Without the pictures, restate all of the data below word for word.

- - - -

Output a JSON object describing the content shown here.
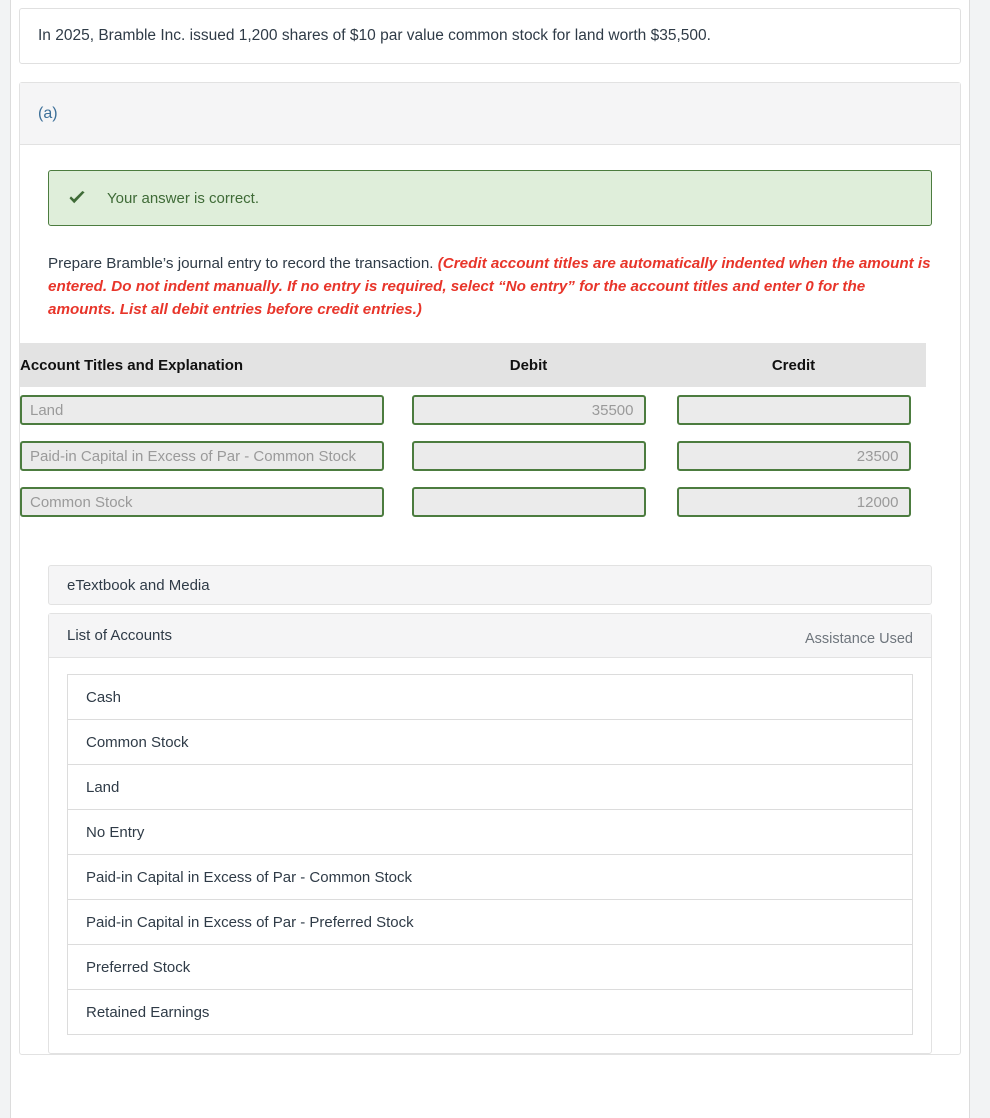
{
  "question": {
    "text": "In 2025, Bramble Inc. issued 1,200 shares of $10 par value common stock for land worth $35,500."
  },
  "part": {
    "label": "(a)"
  },
  "banner": {
    "icon": "check-icon",
    "text": "Your answer is correct.",
    "background_color": "#dfeeda",
    "border_color": "#4c7c3f",
    "text_color": "#3f6b37"
  },
  "instruction": {
    "lead": "Prepare Bramble’s journal entry to record the transaction. ",
    "emphasis": "(Credit account titles are automatically indented when the amount is entered. Do not indent manually. If no entry is required, select “No entry” for the account titles and enter 0 for the amounts. List all debit entries before credit entries.)",
    "emphasis_color": "#e8352a"
  },
  "journal": {
    "headers": {
      "account": "Account Titles and Explanation",
      "debit": "Debit",
      "credit": "Credit"
    },
    "rows": [
      {
        "account": "Land",
        "debit": "35500",
        "credit": ""
      },
      {
        "account": "Paid-in Capital in Excess of Par - Common Stock",
        "debit": "",
        "credit": "23500"
      },
      {
        "account": "Common Stock",
        "debit": "",
        "credit": "12000"
      }
    ],
    "field_border_color": "#4c7c3f",
    "field_background_color": "#ebebeb"
  },
  "etextbook": {
    "label": "eTextbook and Media"
  },
  "accounts": {
    "title": "List of Accounts",
    "assistance": "Assistance Used",
    "items": [
      {
        "label": "Cash"
      },
      {
        "label": "Common Stock"
      },
      {
        "label": "Land"
      },
      {
        "label": "No Entry"
      },
      {
        "label": "Paid-in Capital in Excess of Par - Common Stock"
      },
      {
        "label": "Paid-in Capital in Excess of Par - Preferred Stock"
      },
      {
        "label": "Preferred Stock"
      },
      {
        "label": "Retained Earnings"
      }
    ]
  }
}
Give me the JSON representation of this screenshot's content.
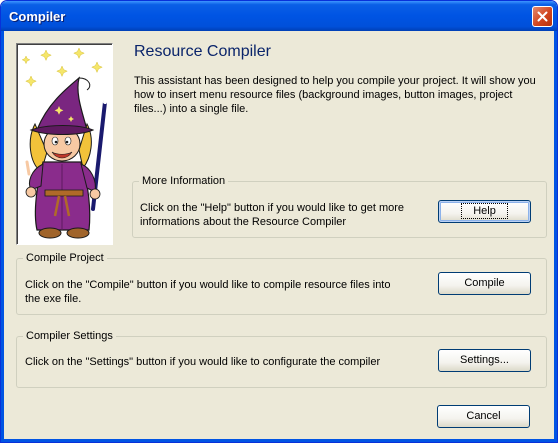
{
  "window": {
    "title": "Compiler"
  },
  "header": {
    "title": "Resource Compiler",
    "description": "This assistant has been designed to help you compile your project. It will show you how to insert menu resource files (background images, button images, project files...) into a single file."
  },
  "more_info": {
    "legend": "More Information",
    "text": "Click on the \"Help\" button if you would like to get more informations about the Resource Compiler",
    "button": "Help"
  },
  "compile_project": {
    "legend": "Compile Project",
    "text": "Click on the \"Compile\" button if you would like to compile resource files into the exe file.",
    "button": "Compile"
  },
  "compiler_settings": {
    "legend": "Compiler Settings",
    "text": "Click on the \"Settings\" button if you would like to configurate the compiler",
    "button": "Settings..."
  },
  "footer": {
    "cancel": "Cancel"
  },
  "icons": {
    "close": "close-icon",
    "illustration": "wizard-illustration"
  }
}
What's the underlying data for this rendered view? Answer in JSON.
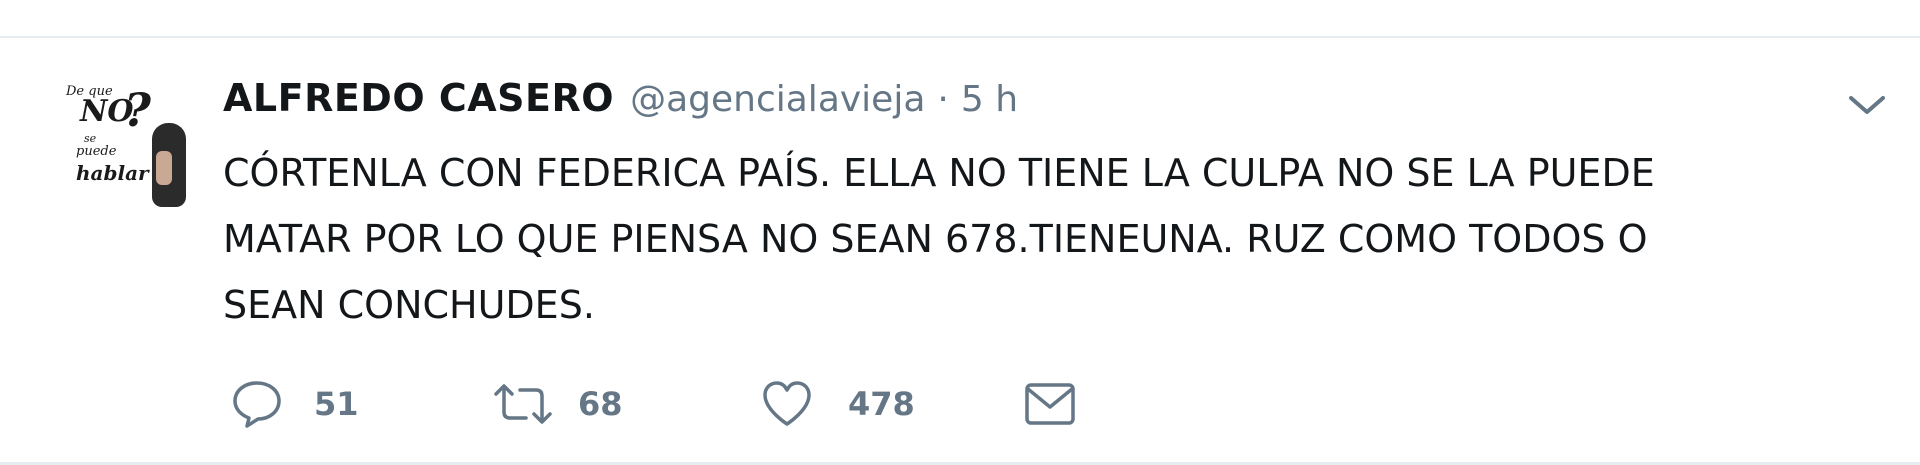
{
  "tweet": {
    "author_name": "ALFREDO CASERO",
    "handle": "@agencialavieja",
    "separator": "·",
    "time": "5 h",
    "text": "CÓRTENLA CON FEDERICA PAÍS. ELLA NO TIENE LA CULPA NO SE LA PUEDE\nMATAR POR LO QUE PIENSA NO SEAN 678.TIENEUNA. RUZ COMO TODOS O\nSEAN CONCHUDES.",
    "avatar": {
      "lines": [
        "De que",
        "NO",
        "se",
        "puede",
        "hablar"
      ],
      "question_mark": "?"
    },
    "actions": {
      "reply_count": "51",
      "retweet_count": "68",
      "like_count": "478"
    },
    "icons": {
      "reply": "reply-icon",
      "retweet": "retweet-icon",
      "like": "heart-icon",
      "dm": "envelope-icon",
      "more": "chevron-down-icon"
    },
    "colors": {
      "text": "#14171a",
      "secondary": "#657786",
      "border": "#e6ecf0"
    }
  }
}
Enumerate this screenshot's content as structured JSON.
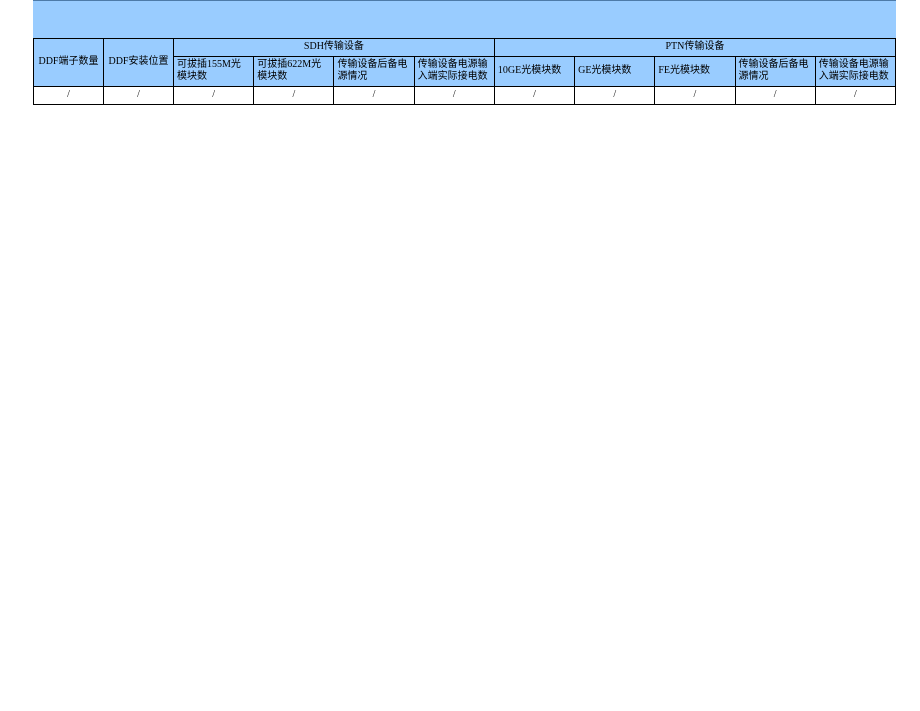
{
  "groupHeaders": {
    "sdh": "SDH传输设备",
    "ptn": "PTN传输设备"
  },
  "headers": {
    "ddf_count": "DDF端子数量",
    "ddf_position": "DDF安装位置",
    "sdh_155m": "可拔插155M光模块数",
    "sdh_622m": "可拔插622M光模块数",
    "sdh_backup_power": "传输设备后备电源情况",
    "sdh_power_input": "传输设备电源输入端实际接电数",
    "ptn_10ge": "10GE光模块数",
    "ptn_ge": "GE光模块数",
    "ptn_fe": "FE光模块数",
    "ptn_backup_power": "传输设备后备电源情况",
    "ptn_power_input": "传输设备电源输入端实际接电数"
  },
  "rows": [
    {
      "ddf_count": "/",
      "ddf_position": "/",
      "sdh_155m": "/",
      "sdh_622m": "/",
      "sdh_backup_power": "/",
      "sdh_power_input": "/",
      "ptn_10ge": "/",
      "ptn_ge": "/",
      "ptn_fe": "/",
      "ptn_backup_power": "/",
      "ptn_power_input": "/"
    }
  ]
}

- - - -

* Written solution:
Output a JSON object describing the content shown here.
{
  "question": {
    "text": "In 2025, Bramble Inc. issued 1,200 shares of $10 par value common stock for land worth $35,500."
  },
  "part": {
    "label": "(a)"
  },
  "banner": {
    "icon": "check-icon",
    "text": "Your answer is correct.",
    "background_color": "#dfeeda",
    "border_color": "#4c7c3f",
    "text_color": "#3f6b37"
  },
  "instruction": {
    "lead": "Prepare Bramble’s journal entry to record the transaction. ",
    "emphasis": "(Credit account titles are automatically indented when the amount is entered. Do not indent manually. If no entry is required, select “No entry” for the account titles and enter 0 for the amounts. List all debit entries before credit entries.)",
    "emphasis_color": "#e8352a"
  },
  "journal": {
    "headers": {
      "account": "Account Titles and Explanation",
      "debit": "Debit",
      "credit": "Credit"
    },
    "rows": [
      {
        "account": "Land",
        "debit": "35500",
        "credit": ""
      },
      {
        "account": "Paid-in Capital in Excess of Par - Common Stock",
        "debit": "",
        "credit": "23500"
      },
      {
        "account": "Common Stock",
        "debit": "",
        "credit": "12000"
      }
    ],
    "field_border_color": "#4c7c3f",
    "field_background_color": "#ebebeb"
  },
  "etextbook": {
    "label": "eTextbook and Media"
  },
  "accounts": {
    "title": "List of Accounts",
    "assistance": "Assistance Used",
    "items": [
      {
        "label": "Cash"
      },
      {
        "label": "Common Stock"
      },
      {
        "label": "Land"
      },
      {
        "label": "No Entry"
      },
      {
        "label": "Paid-in Capital in Excess of Par - Common Stock"
      },
      {
        "label": "Paid-in Capital in Excess of Par - Preferred Stock"
      },
      {
        "label": "Preferred Stock"
      },
      {
        "label": "Retained Earnings"
      }
    ]
  }
}
Give me the JSON representation of this screenshot's content.
{
  "window": {
    "title": "Compiler"
  },
  "header": {
    "title": "Resource Compiler",
    "description": "This assistant has been designed to help you compile your project. It will show you how to insert menu resource files (background images, button images, project files...) into a single file."
  },
  "more_info": {
    "legend": "More Information",
    "text": "Click on the \"Help\" button if you would like to get more informations about the Resource Compiler",
    "button": "Help"
  },
  "compile_project": {
    "legend": "Compile Project",
    "text": "Click on the \"Compile\" button if you would like to compile resource files into the exe file.",
    "button": "Compile"
  },
  "compiler_settings": {
    "legend": "Compiler Settings",
    "text": "Click on the \"Settings\" button if you would like to configurate the compiler",
    "button": "Settings..."
  },
  "footer": {
    "cancel": "Cancel"
  },
  "icons": {
    "close": "close-icon",
    "illustration": "wizard-illustration"
  }
}
What's the underlying data for this rendered view? Answer in JSON.
{
  "tweet": {
    "author_name": "ALFREDO CASERO",
    "handle": "@agencialavieja",
    "separator": "·",
    "time": "5 h",
    "text": "CÓRTENLA CON FEDERICA PAÍS. ELLA NO TIENE LA CULPA NO SE LA PUEDE\nMATAR POR LO QUE PIENSA NO SEAN 678.TIENEUNA. RUZ COMO TODOS O\nSEAN CONCHUDES.",
    "avatar": {
      "lines": [
        "De que",
        "NO",
        "se",
        "puede",
        "hablar"
      ],
      "question_mark": "?"
    },
    "actions": {
      "reply_count": "51",
      "retweet_count": "68",
      "like_count": "478"
    },
    "icons": {
      "reply": "reply-icon",
      "retweet": "retweet-icon",
      "like": "heart-icon",
      "dm": "envelope-icon",
      "more": "chevron-down-icon"
    },
    "colors": {
      "text": "#14171a",
      "secondary": "#657786",
      "border": "#e6ecf0"
    }
  }
}
Enumerate this screenshot's content as structured JSON.
{
  "groupHeaders": {
    "sdh": "SDH传输设备",
    "ptn": "PTN传输设备"
  },
  "headers": {
    "ddf_count": "DDF端子数量",
    "ddf_position": "DDF安装位置",
    "sdh_155m": "可拔插155M光模块数",
    "sdh_622m": "可拔插622M光模块数",
    "sdh_backup_power": "传输设备后备电源情况",
    "sdh_power_input": "传输设备电源输入端实际接电数",
    "ptn_10ge": "10GE光模块数",
    "ptn_ge": "GE光模块数",
    "ptn_fe": "FE光模块数",
    "ptn_backup_power": "传输设备后备电源情况",
    "ptn_power_input": "传输设备电源输入端实际接电数"
  },
  "rows": [
    {
      "ddf_count": "/",
      "ddf_position": "/",
      "sdh_155m": "/",
      "sdh_622m": "/",
      "sdh_backup_power": "/",
      "sdh_power_input": "/",
      "ptn_10ge": "/",
      "ptn_ge": "/",
      "ptn_fe": "/",
      "ptn_backup_power": "/",
      "ptn_power_input": "/"
    }
  ]
}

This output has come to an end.